The psychological impacts are likely to be greater for those with pre-existing traumatic experiences who also face discrimination and exclusion and an adult social care system we all know is in desperate need of reform. We support the call by the Centre for Mental Health for the government to prepare for a rising tide of mental health issues this winter and invest in services accordingly. Seasonal flu, Brexit uncertainty, the end of furlough, recession and individual financial crises, as well as a potential second wave of COVID-19 are all converging and mean we must prioritise mental health support and specifically for those who are most vulnerable.

Sadly we are seeing an equal challenge for our customers with learning disabilities. Mencap recently reported that during the pandemic 69% of people with a learning disability had their social care cut when they needed it most. And many of these people are now enduring a longer lockdown as restrictions are eased for others. We join the chorus of support for reform of adult social care in this country and the seven principles set out to underpin that reform.

On a daily basis in our work at Advance we see a very real mental health emergency, sometimes expressed through behaviour which is directly harmful to self or others. As a supportive landlord, our focus is to assist the individual and work with other agencies to improve the situation. Our priority is to help everyone to sustain their home, as of course the cycle of poor mental health, harmful or anti-social behaviour and lack of continuity in housing can have a huge impact on a person’s wellbeing.
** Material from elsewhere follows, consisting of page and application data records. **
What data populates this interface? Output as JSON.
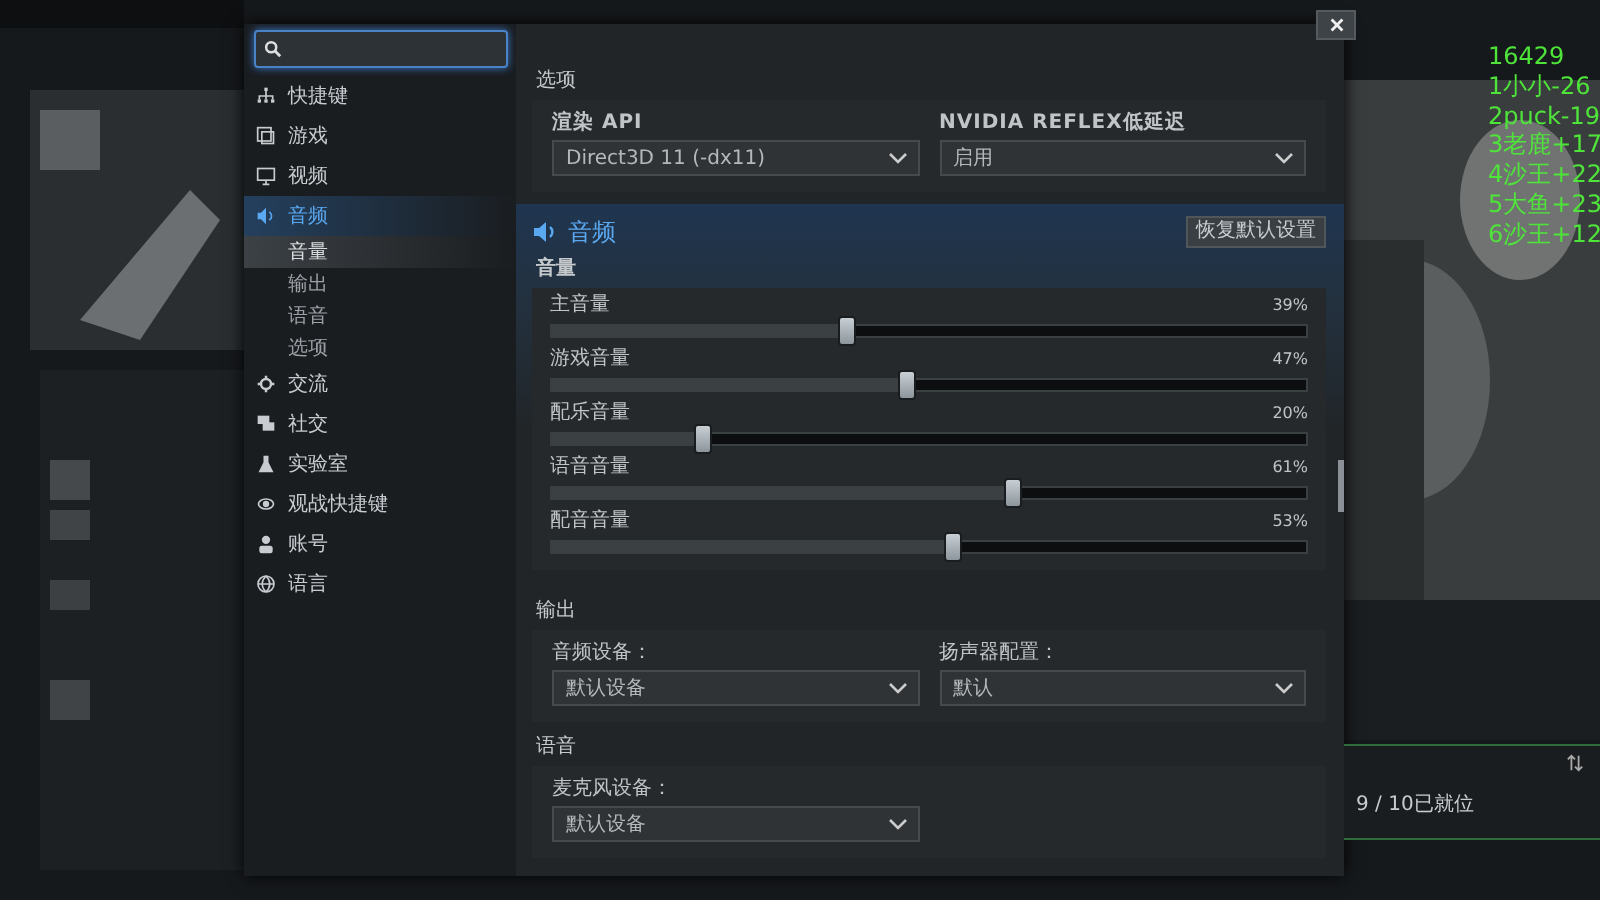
{
  "sidebar": {
    "items": [
      {
        "label": "快捷键",
        "selected": false
      },
      {
        "label": "游戏",
        "selected": false
      },
      {
        "label": "视频",
        "selected": false
      },
      {
        "label": "音频",
        "selected": true,
        "expanded": true,
        "children": [
          {
            "label": "音量",
            "selected": true
          },
          {
            "label": "输出",
            "selected": false
          },
          {
            "label": "语音",
            "selected": false
          },
          {
            "label": "选项",
            "selected": false
          }
        ]
      },
      {
        "label": "交流",
        "selected": false
      },
      {
        "label": "社交",
        "selected": false
      },
      {
        "label": "实验室",
        "selected": false
      },
      {
        "label": "观战快捷键",
        "selected": false
      },
      {
        "label": "账号",
        "selected": false
      },
      {
        "label": "语言",
        "selected": false
      }
    ]
  },
  "options": {
    "title": "选项",
    "fields": [
      {
        "label": "渲染 API",
        "value": "Direct3D 11 (-dx11)"
      },
      {
        "label": "NVIDIA REFLEX低延迟",
        "value": "启用"
      }
    ]
  },
  "audio": {
    "title": "音频",
    "reset_button": "恢复默认设置"
  },
  "volume": {
    "title": "音量",
    "sliders": [
      {
        "label": "主音量",
        "reading": "39%",
        "level": 0.39
      },
      {
        "label": "游戏音量",
        "reading": "47%",
        "level": 0.47
      },
      {
        "label": "配乐音量",
        "reading": "20%",
        "level": 0.2
      },
      {
        "label": "语音音量",
        "reading": "61%",
        "level": 0.61
      },
      {
        "label": "配音音量",
        "reading": "53%",
        "level": 0.53
      }
    ]
  },
  "output": {
    "title": "输出",
    "fields": [
      {
        "label": "音频设备：",
        "value": "默认设备"
      },
      {
        "label": "扬声器配置：",
        "value": "默认"
      }
    ]
  },
  "voice": {
    "title": "语音",
    "fields": [
      {
        "label": "麦克风设备：",
        "value": "默认设备"
      }
    ]
  },
  "overlay_lines": [
    "16429",
    "1小小-26",
    "2puck-19",
    "3老鹿+17",
    "4沙王+22",
    "5大鱼+23",
    "6沙王+12"
  ],
  "ready_panel": {
    "status": "9 / 10已就位"
  }
}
Most often, this works.We manage. The individual will hopefully get support from the Community Mental Health team, there might be other services available in the area, there may be friends or family we can work with to help improve the situation. We are well used to these challenging cases and working with the police, other services and concerned neighbours to resolve them to the best of our ability.  

Sadly, during lockdown and particularly now that restrictions are partially eased, these approaches are being sorely tested. Statutory mental health services seem to be harder than ever to access, with face to face support and clinical input still very limited. When someone is seriously ill and at risk, the threshold for Mental Health Act assessments seems incredibly high. Communities struggling themselves with the challenges of the pandemic are inevitably less understanding when faced with an individual whose behaviour is challenging the social norm and may also appear to be flouting social distancing or other guidance.

So that’s the problem. What will we at Advance do about it? Lobbying and support for reform and investment, yes. But also the things that are at least partially under our own control and that we believe to be our moral duty:

  • Find ways to provide assistance to our customers based on their needs – not the needs of the system. Our recent recruitment of a team of Housing Outreach Workers is a big part of this.
  • Do whatever it takes to ensure people get to remain independent, in their home and in their community wherever possible.
  • Be the human contact – either in person, by phone or on a video call – that people need when they’re struggling or unwell.
  • Work with everyone we can to support people with mental health conditions or disabilities who are unwell so they get every chance and the right to live their best life.
  • Be that link in the chain of multiple agencies who might offer support to an individual who can’t navigating the system themselves.
  • Continue to work with other organisations to highlight the predicament of the people we support and seek system reform and change.
  • Work with our customers to get their voices heard, so that service providers like Advance bring lived experience into their daily work and future planning.